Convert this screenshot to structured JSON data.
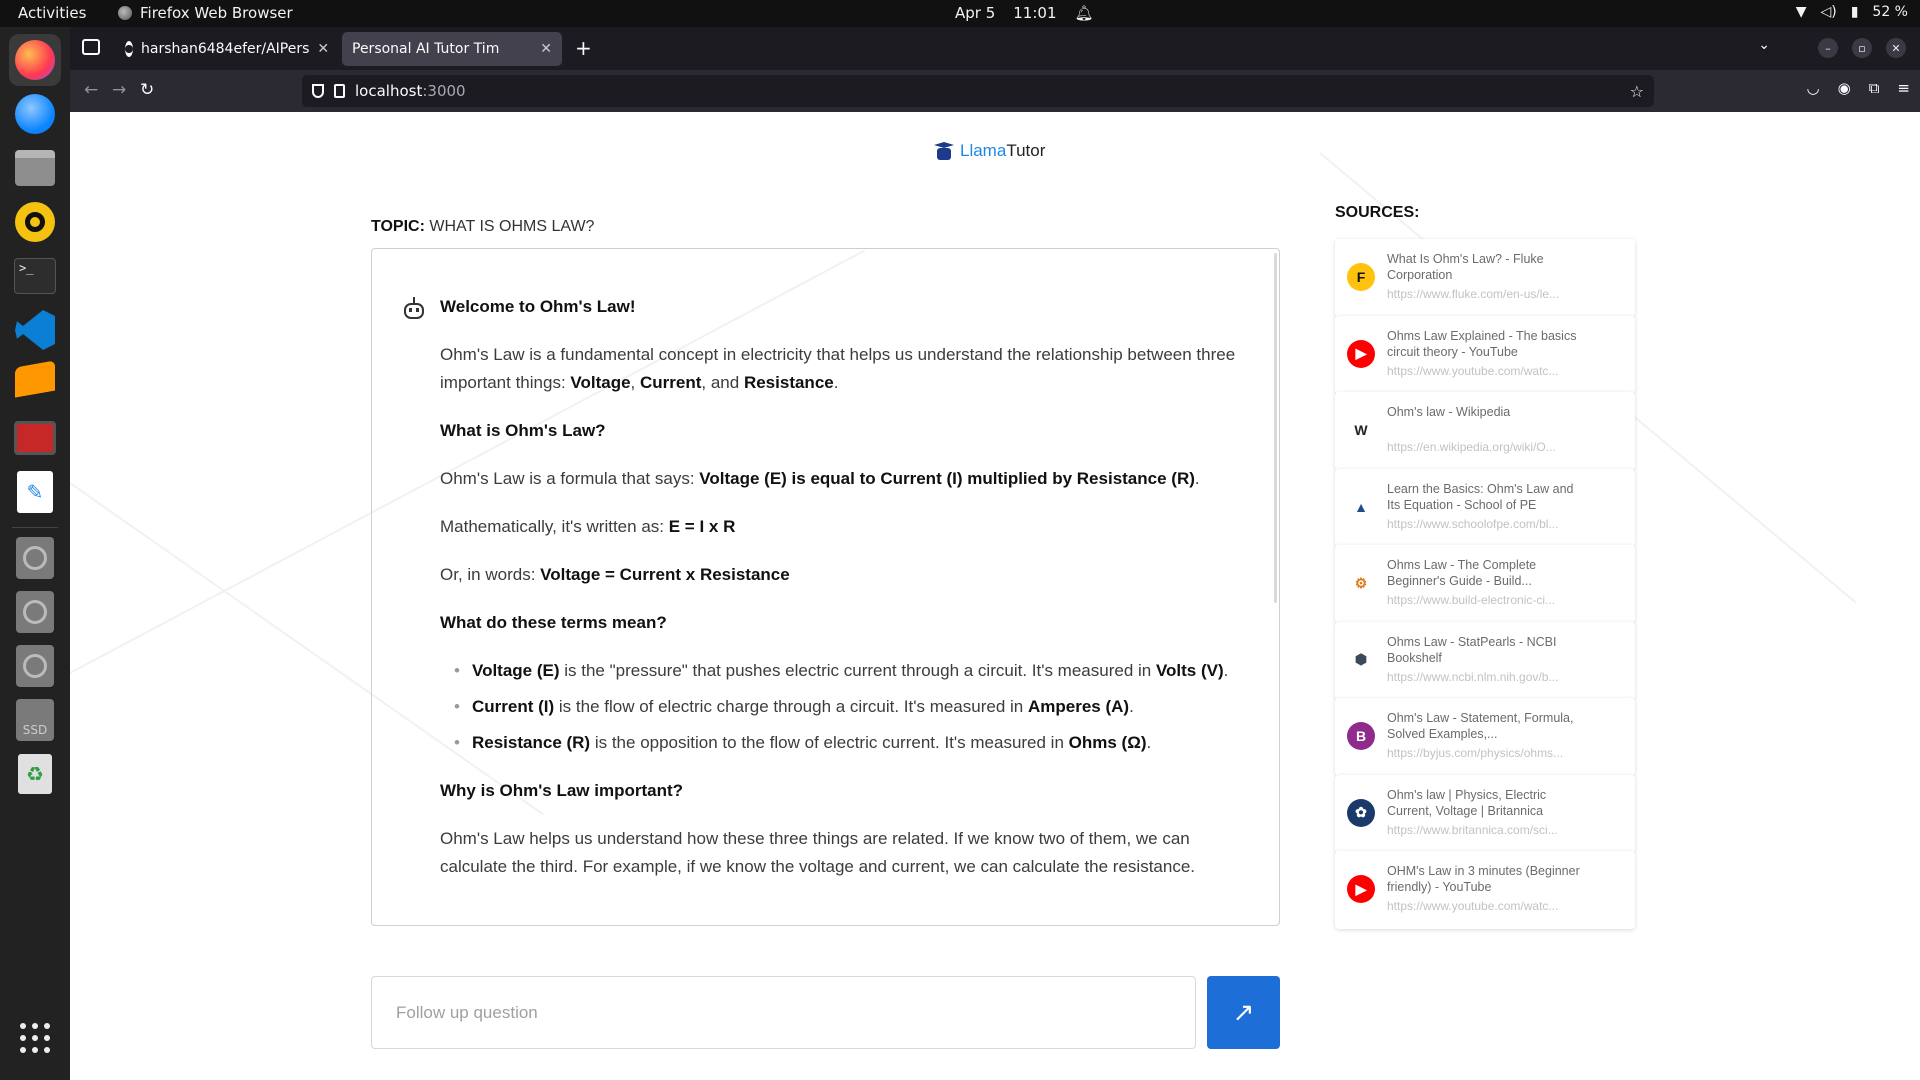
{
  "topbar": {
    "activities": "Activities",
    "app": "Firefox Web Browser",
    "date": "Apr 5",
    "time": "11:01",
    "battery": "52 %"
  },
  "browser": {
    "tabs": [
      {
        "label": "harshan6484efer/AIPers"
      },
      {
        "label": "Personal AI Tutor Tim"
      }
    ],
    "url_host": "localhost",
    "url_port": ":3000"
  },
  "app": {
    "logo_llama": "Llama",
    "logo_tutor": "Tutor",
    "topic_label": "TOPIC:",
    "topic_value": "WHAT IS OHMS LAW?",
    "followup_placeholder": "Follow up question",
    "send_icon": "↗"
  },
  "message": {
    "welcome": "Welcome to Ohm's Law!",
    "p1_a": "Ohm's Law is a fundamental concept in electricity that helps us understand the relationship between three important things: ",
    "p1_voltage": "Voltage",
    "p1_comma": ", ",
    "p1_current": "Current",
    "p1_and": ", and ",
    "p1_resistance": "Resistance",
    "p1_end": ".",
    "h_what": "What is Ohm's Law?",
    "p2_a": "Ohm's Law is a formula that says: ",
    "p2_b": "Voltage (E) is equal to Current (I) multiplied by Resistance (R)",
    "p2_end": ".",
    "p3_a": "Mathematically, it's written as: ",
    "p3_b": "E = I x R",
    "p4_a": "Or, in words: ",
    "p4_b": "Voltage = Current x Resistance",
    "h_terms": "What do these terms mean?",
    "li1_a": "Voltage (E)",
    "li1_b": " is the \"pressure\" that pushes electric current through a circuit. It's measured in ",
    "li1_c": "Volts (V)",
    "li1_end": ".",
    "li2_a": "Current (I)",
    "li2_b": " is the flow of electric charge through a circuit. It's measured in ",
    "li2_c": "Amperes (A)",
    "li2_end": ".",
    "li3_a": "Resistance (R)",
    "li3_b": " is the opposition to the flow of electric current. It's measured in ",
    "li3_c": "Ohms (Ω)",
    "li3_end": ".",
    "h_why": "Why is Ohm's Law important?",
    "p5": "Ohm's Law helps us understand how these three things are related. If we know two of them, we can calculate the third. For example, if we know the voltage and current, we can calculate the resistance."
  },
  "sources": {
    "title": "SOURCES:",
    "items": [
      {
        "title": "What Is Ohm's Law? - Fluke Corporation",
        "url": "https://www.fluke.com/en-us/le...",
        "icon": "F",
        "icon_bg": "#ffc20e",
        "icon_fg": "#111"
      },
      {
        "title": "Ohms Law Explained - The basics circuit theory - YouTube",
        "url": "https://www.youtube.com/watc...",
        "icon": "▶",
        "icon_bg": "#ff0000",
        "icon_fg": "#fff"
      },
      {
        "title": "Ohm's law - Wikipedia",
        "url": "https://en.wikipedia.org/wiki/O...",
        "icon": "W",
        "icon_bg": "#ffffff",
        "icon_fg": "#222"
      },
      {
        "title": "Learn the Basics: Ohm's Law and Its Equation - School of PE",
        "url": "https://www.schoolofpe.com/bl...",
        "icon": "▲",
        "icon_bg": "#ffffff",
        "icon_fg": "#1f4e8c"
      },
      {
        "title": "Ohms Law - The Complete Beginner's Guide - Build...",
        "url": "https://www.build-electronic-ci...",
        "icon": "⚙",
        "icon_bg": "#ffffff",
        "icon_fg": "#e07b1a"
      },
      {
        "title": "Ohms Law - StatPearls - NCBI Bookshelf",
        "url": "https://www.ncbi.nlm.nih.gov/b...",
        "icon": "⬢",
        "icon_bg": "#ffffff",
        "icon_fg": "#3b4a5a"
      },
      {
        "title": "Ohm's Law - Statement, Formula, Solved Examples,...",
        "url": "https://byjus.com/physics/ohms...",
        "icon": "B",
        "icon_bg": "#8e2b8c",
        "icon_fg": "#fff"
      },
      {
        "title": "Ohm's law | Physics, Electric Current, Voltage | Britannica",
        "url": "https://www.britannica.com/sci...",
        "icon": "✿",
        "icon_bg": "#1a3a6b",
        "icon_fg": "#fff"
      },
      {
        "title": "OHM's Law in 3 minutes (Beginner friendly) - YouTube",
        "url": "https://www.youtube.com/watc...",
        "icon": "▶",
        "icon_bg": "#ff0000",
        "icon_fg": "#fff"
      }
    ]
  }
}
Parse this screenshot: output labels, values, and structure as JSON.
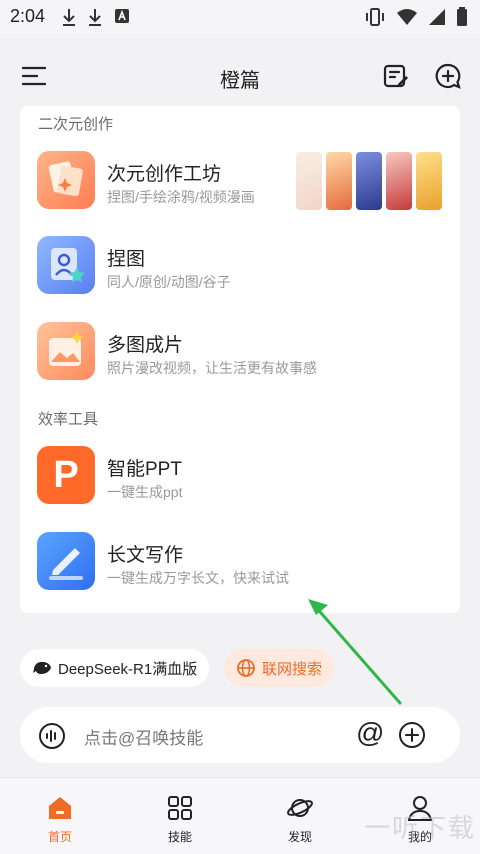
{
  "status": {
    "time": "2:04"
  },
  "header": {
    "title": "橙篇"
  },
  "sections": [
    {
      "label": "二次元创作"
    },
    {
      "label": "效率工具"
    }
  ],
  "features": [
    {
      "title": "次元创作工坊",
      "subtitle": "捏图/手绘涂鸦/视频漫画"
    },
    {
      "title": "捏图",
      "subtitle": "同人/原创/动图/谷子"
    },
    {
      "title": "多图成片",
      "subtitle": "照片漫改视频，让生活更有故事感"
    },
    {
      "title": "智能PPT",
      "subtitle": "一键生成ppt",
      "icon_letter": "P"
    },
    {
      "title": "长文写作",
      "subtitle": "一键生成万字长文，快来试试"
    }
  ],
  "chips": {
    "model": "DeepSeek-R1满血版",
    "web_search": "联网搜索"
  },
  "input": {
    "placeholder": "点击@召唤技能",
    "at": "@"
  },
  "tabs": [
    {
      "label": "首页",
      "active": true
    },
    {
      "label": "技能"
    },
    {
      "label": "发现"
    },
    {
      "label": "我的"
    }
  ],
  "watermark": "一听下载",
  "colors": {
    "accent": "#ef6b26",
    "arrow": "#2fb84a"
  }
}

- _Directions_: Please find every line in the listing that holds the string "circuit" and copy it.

- _Task response_:
    "li1_b": " is the \"pressure\" that pushes electric current through a circuit. It's measured in ",
    "li2_b": " is the flow of electric charge through a circuit. It's measured in ",
        "title": "Ohms Law Explained - The basics circuit theory - YouTube",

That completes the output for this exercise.